Seniors prepare to go to polls, eager to represent youth vote

By Ella Beiser, University of Chicago Laboratory High School

When asked about their feelings in regard to the upcoming presidential election, seniors responded with adjectives like “worried,” “terrified” and “hopeful.” While these seniors are clearly anxious about the upcoming election, the stress is not at all limited to just them.

For example, the New York Times is filled with headlines like: “Getting Out the Youth Vote” or “The Elusive Youth Vote” or “Searching for the Secret to the Youth Vote” or even, in an incredibly similar headline to the previous one, “Searching for the Secret to Attracting the Youth Vote”.

Clearly the New York Times thinks young people are a difficult demographic to draw to the polls. But that is not an unfair assertion. According to an article in The Atlantic, in the past 34 years, there have been only two elections where the turnout of 18- to 29-year-olds passed 20%.

Despite these statistics, U-High seniors are enthusiastic about voting in the general election this November. Senior Eliza Doss is one of 25 seniors who will turn 18 before the general election.

“I don’t know, it’s just an opportunity I’ve been looking forward to for such a long time. And, not that many people our age can vote, so I feel like it’s more important I do so I can kinda like speak for our generation but also be a representation of the youngest generation that can vote,” Eliza said.

Like Eliza, senior Katja Edwards is also looking forward to voting.

“Yeah, I’m voting. Mainly because I’m old enough to and because I feel like I need to. If I don’t vote, Trump is going to win. Well, if everybody just doesn’t vote Trump is going to win,” Katja said.

The seniors are also consistent on who they will be voting for:





Many of the students referenced President Donald Trump as a major motivation to vote and ensure he does not win a second term.

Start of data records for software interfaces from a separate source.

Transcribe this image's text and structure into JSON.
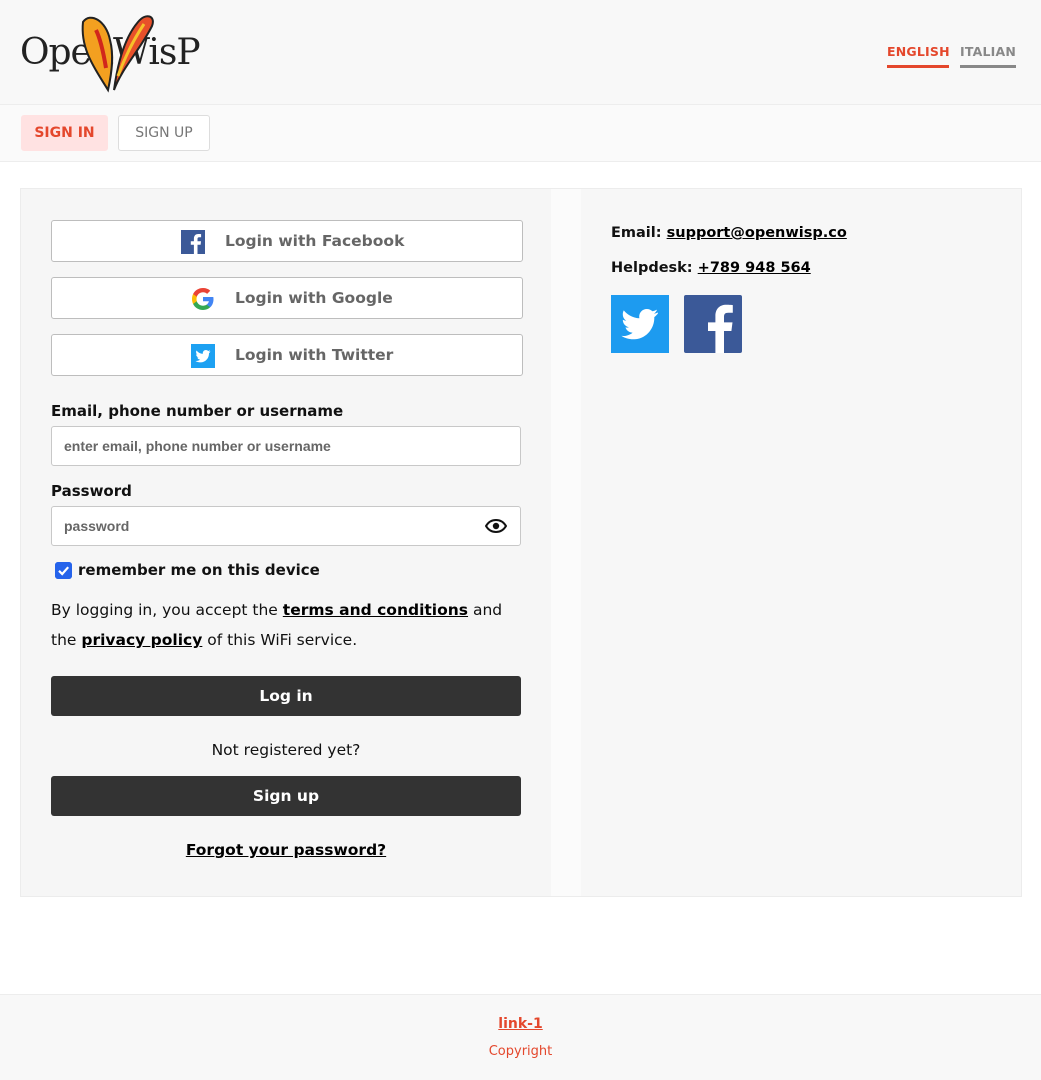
{
  "brand": {
    "logo_text": "OpenWisP"
  },
  "header": {
    "languages": [
      "ENGLISH",
      "ITALIAN"
    ],
    "active_language": "ENGLISH"
  },
  "tabs": {
    "sign_in": "SIGN IN",
    "sign_up": "SIGN UP",
    "active": "SIGN IN"
  },
  "social_login": {
    "facebook": "Login with Facebook",
    "google": "Login with Google",
    "twitter": "Login with Twitter"
  },
  "form": {
    "username_label": "Email, phone number or username",
    "username_placeholder": "enter email, phone number or username",
    "password_label": "Password",
    "password_placeholder": "password",
    "remember_label": "remember me on this device",
    "remember_checked": true,
    "terms_prefix": "By logging in, you accept the",
    "terms_link": "terms and conditions",
    "terms_mid": "and the",
    "privacy_link": "privacy policy",
    "terms_suffix": "of this WiFi service.",
    "login_button": "Log in",
    "not_registered": "Not registered yet?",
    "signup_button": "Sign up",
    "forgot_link": "Forgot your password?"
  },
  "contact": {
    "email_label": "Email:",
    "email_value": "support@openwisp.co",
    "helpdesk_label": "Helpdesk:",
    "helpdesk_value": "+789 948 564",
    "social_icons": [
      "twitter-icon",
      "facebook-icon"
    ]
  },
  "footer": {
    "link": "link-1",
    "copyright": "Copyright"
  },
  "colors": {
    "accent": "#e4472c",
    "dark_button": "#333333",
    "facebook": "#3b5998",
    "twitter": "#1da1f2"
  }
}
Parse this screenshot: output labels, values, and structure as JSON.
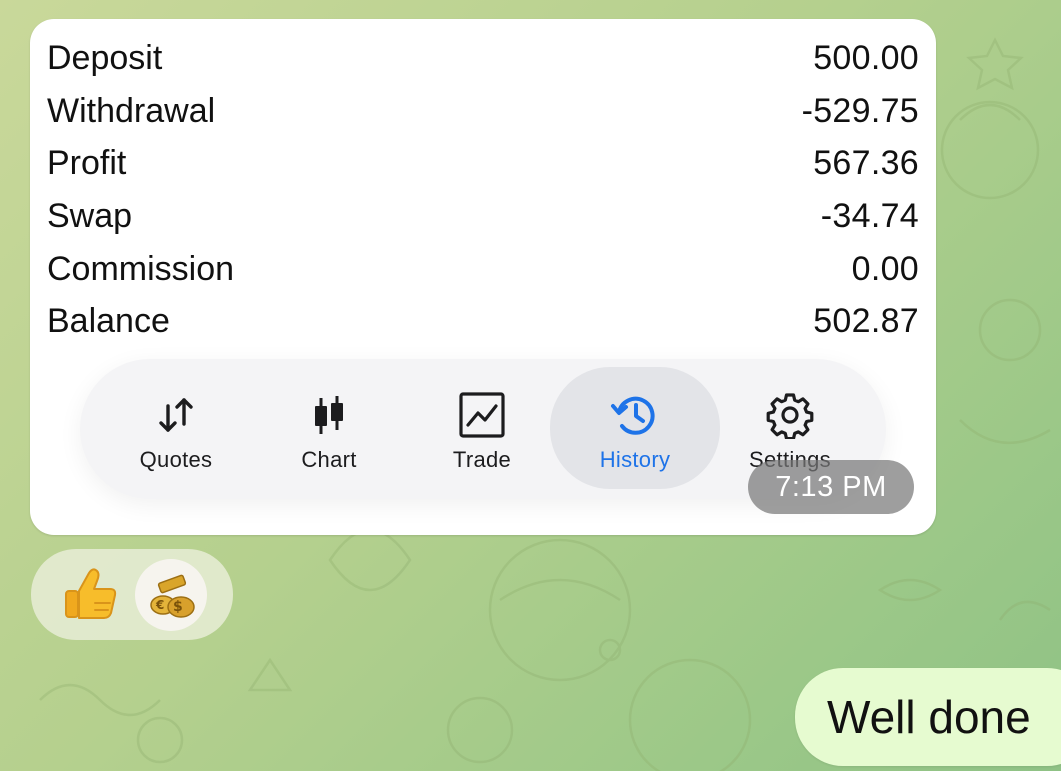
{
  "message": {
    "rows": [
      {
        "label": "Deposit",
        "value": "500.00"
      },
      {
        "label": "Withdrawal",
        "value": "-529.75"
      },
      {
        "label": "Profit",
        "value": "567.36"
      },
      {
        "label": "Swap",
        "value": "-34.74"
      },
      {
        "label": "Commission",
        "value": "0.00"
      },
      {
        "label": "Balance",
        "value": "502.87"
      }
    ],
    "tabs": [
      {
        "label": "Quotes",
        "icon": "quotes-arrows-icon"
      },
      {
        "label": "Chart",
        "icon": "candlestick-icon"
      },
      {
        "label": "Trade",
        "icon": "trade-chart-icon"
      },
      {
        "label": "History",
        "icon": "history-clock-icon",
        "active": true
      },
      {
        "label": "Settings",
        "icon": "gear-icon"
      }
    ],
    "time": "7:13 PM"
  },
  "reactions": {
    "emoji": "thumbs-up-icon",
    "avatar": "gold-money-avatar"
  },
  "outgoing": {
    "text": "Well done"
  },
  "colors": {
    "active_tab": "#1e73e8",
    "outgoing_bubble": "#e6fbd0",
    "background": "#b5d08e"
  }
}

However, some of these students are casting a vote for Biden reluctantly, citing differences in political opinions as one of the main reasons for their reluctance.

Eliza said four years of Trump have not been good.

“It is everything that people expected it to be and worse and really I feel like voting for Joe Biden at this point is beyond if you like him or if you don’t like him. It’s like fighting for your own rights but also fighting for other people’s rights. And, four more years of Trump we really don’t know what is going to happen.”

Senior Miles Warshauer feels the same as Eliza, mentioning he preferred other candidates over Biden.

“I’m voting for Joe Biden. I think that while I would have preferred another candidate because progressivism, I think, is how we fix a lot of America’s issues. I think to vote for anyone other than Joe Biden, in this case, would just be disastrous for our democracy. So yeah, I’m not ecstatic about it, but I will be doing it,” Miles said.

Eliza mentioned that she was worried that the unwritten rules of etiquette and respect set by previous presidencies were being turned over by the Trump administration.

Miles also worries about the impact it will have on the foundation of our democracy.

“The fact that I can vote this year, makes it really crucial that I do. Because our democracy seems to be sliding back into a place where that right isn’t guaranteed. And, that right has never really been guaranteed for a lot of the population. But it is really crucial that we use that right while we still have it,” Miles said.

Bethany Stephens plans to use her vote to vote Trump out of office referencing his track record as her motivation.

“I don’t like Trump’s Supreme Court nominees. I don’t agree with his travel bans or immigration policies. I think he did a terrible job of handling COVID-19. And like downplaying it to apparently reduce panic which cost thousands of lives. I think drawing out of the Paris agreement was a terrible idea because California is burning, Australia is burning. Things are not getting better,” Bethany said.

One of the things that worries Miles the most about the upcoming election, is that some people choose not to vote because of their dislike of Biden.

“I thought we had learned our lesson in 2016 about complacency. But then right after they picked Kamala for the vice presidential ticket, I was hearing things on MSNBC where they were already calling her ‘future Vice President Kamala Harris.’ And I was, like, whoa slow down, this is not a sure thing. And I think that even saying that it is a sure thing and discounting the fact that Trump could still win a second term breeds complacency and makes people think ‘well I don’t like Joe Biden, so maybe I don’t have to vote if this is a sure thing.’ But, that’s just not the case. This isn’t a sure thing and we need every vote that we can get,” Miles said.

This story was originally published on U-High Midway on October 14, 2020.